Not necessarily, but you do need to check. Some products are exempt, and whilst a document is still required to demonstrate exemption, this procedure is low cost and fairly pain free. Most certification is easier to obtain than it used to be, when certain companies held a virtual monopoly in this area. Most items will need to be certified though, and you certainly need to find out. The last place you want to find out about errors is at the border…
Is a Declaration of Conformity the same as a Certificate?
No. A Declaration of Conformity differs from a Certificate of Conformity in the degree and placement of liability. A manufacturer cannot apply for a Declaration because it must be backed by an Importer of Record, a locally registered entity. There are significant differences in the method of obtaining the certificate, and the documents needed. But you don’t need to worry about that; that’s our job!

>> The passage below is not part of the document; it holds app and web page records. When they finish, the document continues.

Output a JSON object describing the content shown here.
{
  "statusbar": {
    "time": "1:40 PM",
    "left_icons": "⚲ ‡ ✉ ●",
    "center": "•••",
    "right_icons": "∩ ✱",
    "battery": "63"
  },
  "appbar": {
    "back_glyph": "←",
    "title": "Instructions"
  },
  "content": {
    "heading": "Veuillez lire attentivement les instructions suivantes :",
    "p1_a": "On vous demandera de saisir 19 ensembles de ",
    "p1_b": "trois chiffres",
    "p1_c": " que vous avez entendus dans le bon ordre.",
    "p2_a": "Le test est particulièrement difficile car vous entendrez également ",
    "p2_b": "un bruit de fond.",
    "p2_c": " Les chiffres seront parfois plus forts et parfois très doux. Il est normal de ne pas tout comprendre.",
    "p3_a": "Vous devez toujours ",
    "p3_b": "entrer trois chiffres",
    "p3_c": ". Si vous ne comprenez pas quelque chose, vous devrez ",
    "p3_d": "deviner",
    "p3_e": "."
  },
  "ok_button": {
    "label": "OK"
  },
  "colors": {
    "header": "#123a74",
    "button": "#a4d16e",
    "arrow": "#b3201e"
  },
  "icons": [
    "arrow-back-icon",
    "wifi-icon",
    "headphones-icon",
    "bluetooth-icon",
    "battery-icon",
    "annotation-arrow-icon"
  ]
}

It may be that your company requires an audit of the goods before issuing of Declarations. This cost is the sole responsibility of the applicant. Once the issuing authority has approved your goods meet the Technical Regulations, your documents will be notarised and issued. This means that the exporter (via your Russian entity), are declaring that the products being sent adhere to the MSDS (Manufacturers Safety Data Sheet) submitted with the application.

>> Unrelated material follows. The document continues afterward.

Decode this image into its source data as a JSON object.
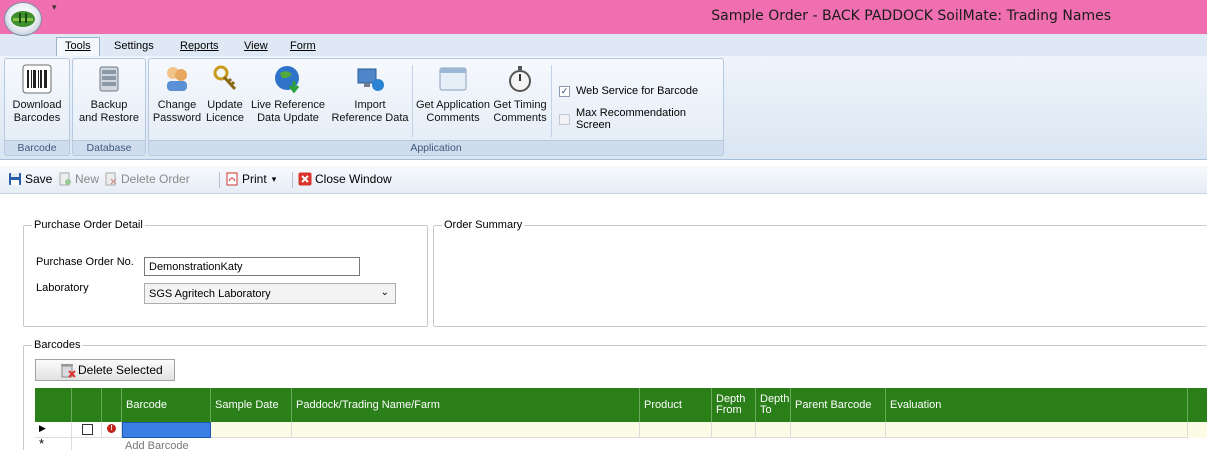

A Certificate of Conformity can be made in the name of the foreign manufacturer or suppliers name. They come with a validity between three or five years, where commonly they were for single shipment or one or two years. These are valid throughout all EEU member states.